Repository hosted by TU Delft Library

Home · Contact · About · Disclaimer ·
 

Degradation of tissue-type plasminogen activator by human monocyte- derived macrophages is mediated by the mannose receptor and by the low- density lipoprotein receptor-related protein

Publication files not online:

Author: Noorman, F. · Braat, E.A.M. · Rijken, D.C.
Type:article
Date:1995
Institution: TNO Preventie en Gezondheid
Source:Blood, 9, 86, 3421-3427
Identifier: 232914
Keywords: Biology · aminocaproic acid · lipopolysaccharide · low density lipoprotein receptor · mannose receptor · receptor protein · tissue plasminogen activator · article · controlled study · hemostasis · human · human cell · macrophage · molecular interaction · normal human · priority journal · protein degradation · receptor affinity · Cell Differentiation · Cells, Cultured · Dexamethasone · Human · LDL-Receptor Related Protein 1 · Lipopolysaccharides · Macrophages · Monocytes · Receptors, Cell Surface · Receptors, Immunologic · Support, Non-U.S. Gov't · Tissue Plasminogen Activator

Abstract

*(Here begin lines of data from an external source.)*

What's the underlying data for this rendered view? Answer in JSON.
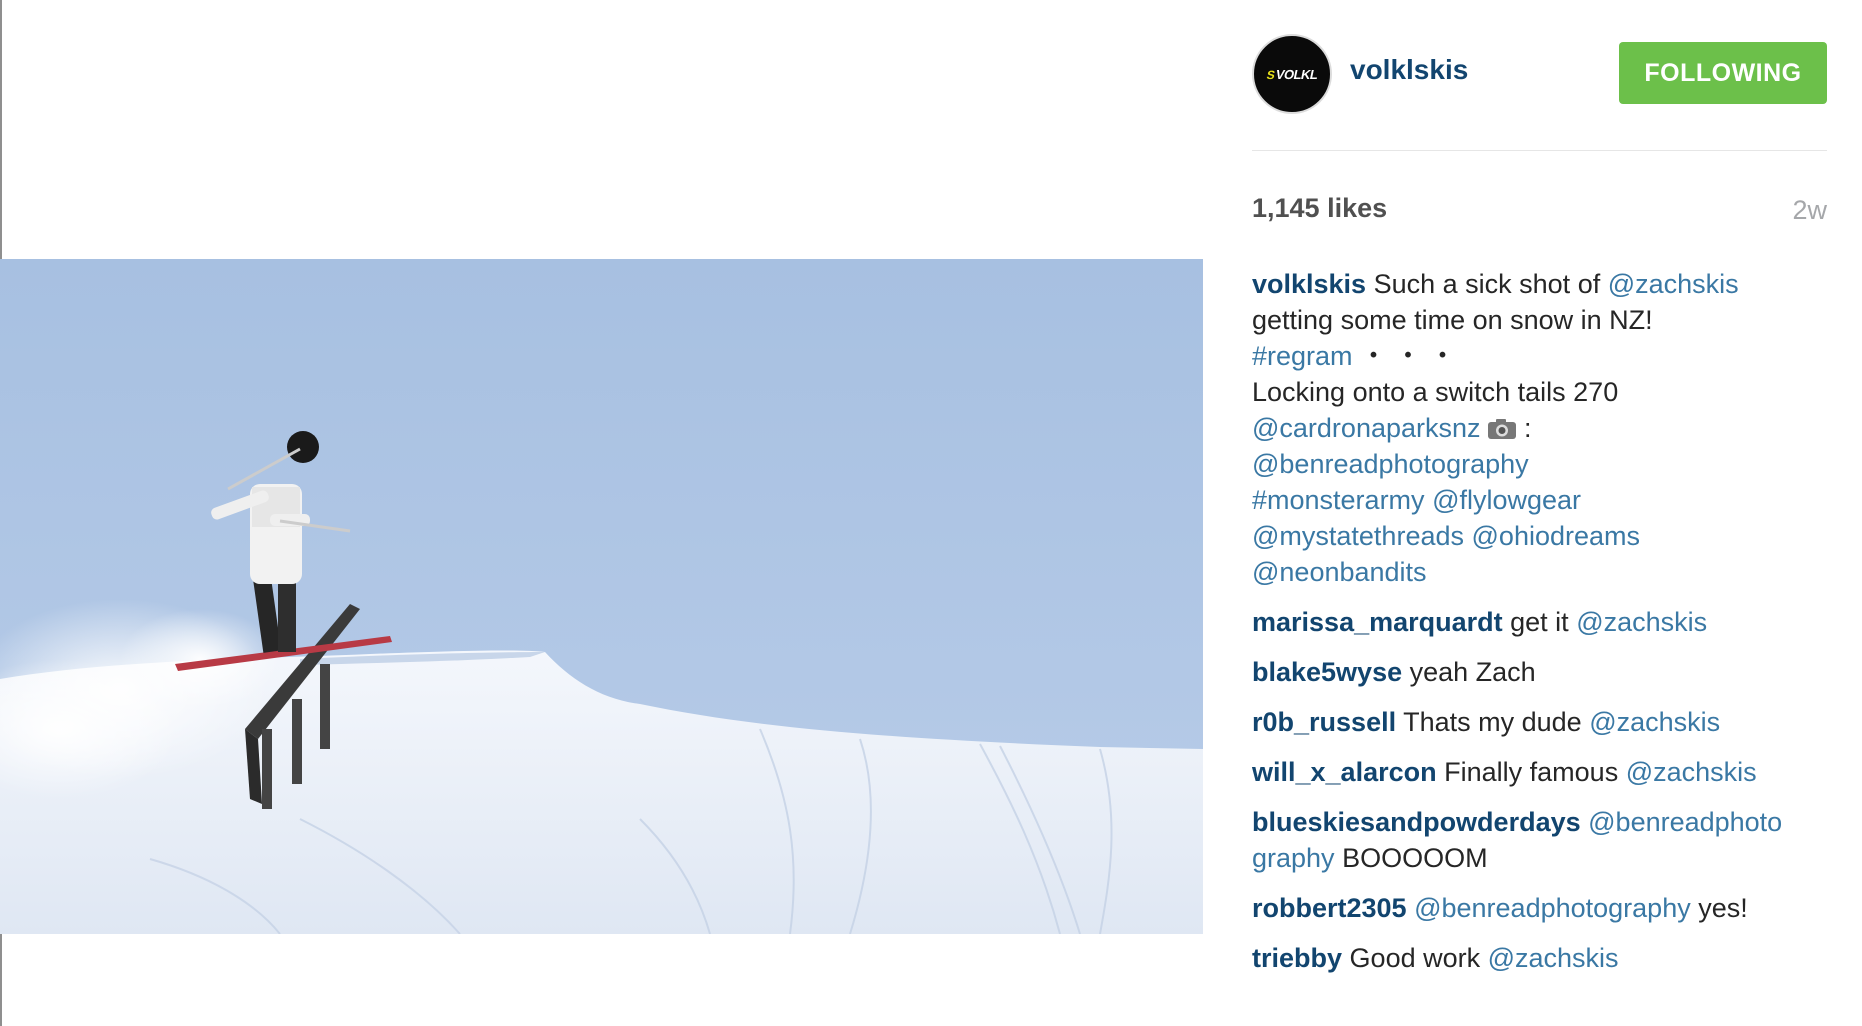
{
  "post": {
    "username": "volklskis",
    "follow_label": "FOLLOWING",
    "avatar_logo": {
      "mark": "S",
      "text": "VOLKL"
    },
    "likes": "1,145 likes",
    "time": "2w",
    "caption": {
      "author": "volklskis",
      "segments": [
        {
          "text": "Such a sick shot of ",
          "link": false
        },
        {
          "text": "@zachskis",
          "link": true
        },
        {
          "text": "\ngetting some time on snow in NZ!\n",
          "link": false
        },
        {
          "text": "#regram",
          "link": true
        },
        {
          "text": " ・ ・ ・\nLocking onto a switch tails 270\n",
          "link": false
        },
        {
          "text": "@cardronaparksnz",
          "link": true
        },
        {
          "text": " ",
          "link": false,
          "icon": "camera-icon"
        },
        {
          "text": ":\n",
          "link": false
        },
        {
          "text": "@benreadphotography",
          "link": true
        },
        {
          "text": "\n",
          "link": false
        },
        {
          "text": "#monsterarmy",
          "link": true
        },
        {
          "text": " ",
          "link": false
        },
        {
          "text": "@flylowgear",
          "link": true
        },
        {
          "text": "\n",
          "link": false
        },
        {
          "text": "@mystatethreads",
          "link": true
        },
        {
          "text": " ",
          "link": false
        },
        {
          "text": "@ohiodreams",
          "link": true
        },
        {
          "text": "\n",
          "link": false
        },
        {
          "text": "@neonbandits",
          "link": true
        }
      ]
    },
    "comments": [
      {
        "author": "marissa_marquardt",
        "segments": [
          {
            "text": "get it ",
            "link": false
          },
          {
            "text": "@zachskis",
            "link": true
          }
        ]
      },
      {
        "author": "blake5wyse",
        "segments": [
          {
            "text": "yeah Zach",
            "link": false
          }
        ]
      },
      {
        "author": "r0b_russell",
        "segments": [
          {
            "text": "Thats my dude ",
            "link": false
          },
          {
            "text": "@zachskis",
            "link": true
          }
        ]
      },
      {
        "author": "will_x_alarcon",
        "segments": [
          {
            "text": "Finally famous ",
            "link": false
          },
          {
            "text": "@zachskis",
            "link": true
          }
        ]
      },
      {
        "author": "blueskiesandpowderdays",
        "segments": [
          {
            "text": "@benreadphoto\ngraphy",
            "link": true
          },
          {
            "text": " BOOOOOM",
            "link": false
          }
        ]
      },
      {
        "author": "robbert2305",
        "segments": [
          {
            "text": "@benreadphotography",
            "link": true
          },
          {
            "text": " yes!",
            "link": false
          }
        ]
      },
      {
        "author": "triebby",
        "segments": [
          {
            "text": "Good work ",
            "link": false
          },
          {
            "text": "@zachskis",
            "link": true
          }
        ]
      }
    ]
  },
  "colors": {
    "author": "#12456f",
    "link": "#3a78a4",
    "follow_button": "#6cc04a",
    "sky": "#a9c2e2"
  }
}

The balance of tissue-type plasminogen activator (t-PA) production and degradation determines its concentration in blood and tissues. Disturbance of this balance may result in either increased or decreased proteolysis. In the present study, we identified the receptor systems involved in the degradation of t-PA by human monocytes/macrophages in culture. Monocytes were cultured and became macrophages within 2 days. At 4°C, 125I-t-PA bound to macrophages with high (apparent dissociation constant [kd], 1 to 5 nmol/L) and low affinity (kd > 350 nmol/L). At 37°C, the cells internalized and degraded t-PA via the high affinity binding sites, which were partially inhibited by mannan. The low affinity binding sites were 6-aminohexanoic acid-inhibitable and not involved in t-PA degradation. Degradation of t-PA was upregulated during differentiation of monocytes to macrophages. Dexamethasone further upregulated the mannan-inhibitable t-PA degradation. Lipopolysaccharide downregulated both mannan-inhibitable and non-mannan- inhibitable t-PA degradation. Non-mannan-inhibitable degradation was completely blocked by recombinant 39-kD receptor-associated protein (RAP, inhibitor of lipoprotein receptor-related protein [LRP]), whereas mannan- inhibitable degradation was blocked by the addition of a monoclonal antibody against the mannose receptor. No differences between the degradation of t-PA and functionally inactivated t-PA were observed. We conclude that human monocyte-derived macrophages are able to bind, internalize, and degrade t- PA. Degradation of t-PA does not require complex formation with plasminogen activator inhibitors. The macrophages use two independently regulated receptors, namely, the mannose receptor and LRP, for the uptake and degradation of t-PA. Chemicals/CAS: aminocaproic acid, 1319-82-0, 60-32-2; tissue plasminogen activator, 105913-11-9; Dexamethasone, 50-02-2; LDL-Receptor Related Protein 1; Lipopolysaccharides; mannose receptor; Receptors, Cell Surface; Receptors, Immunologic; Tissue Plasminogen Activator, EC 3.4.21.68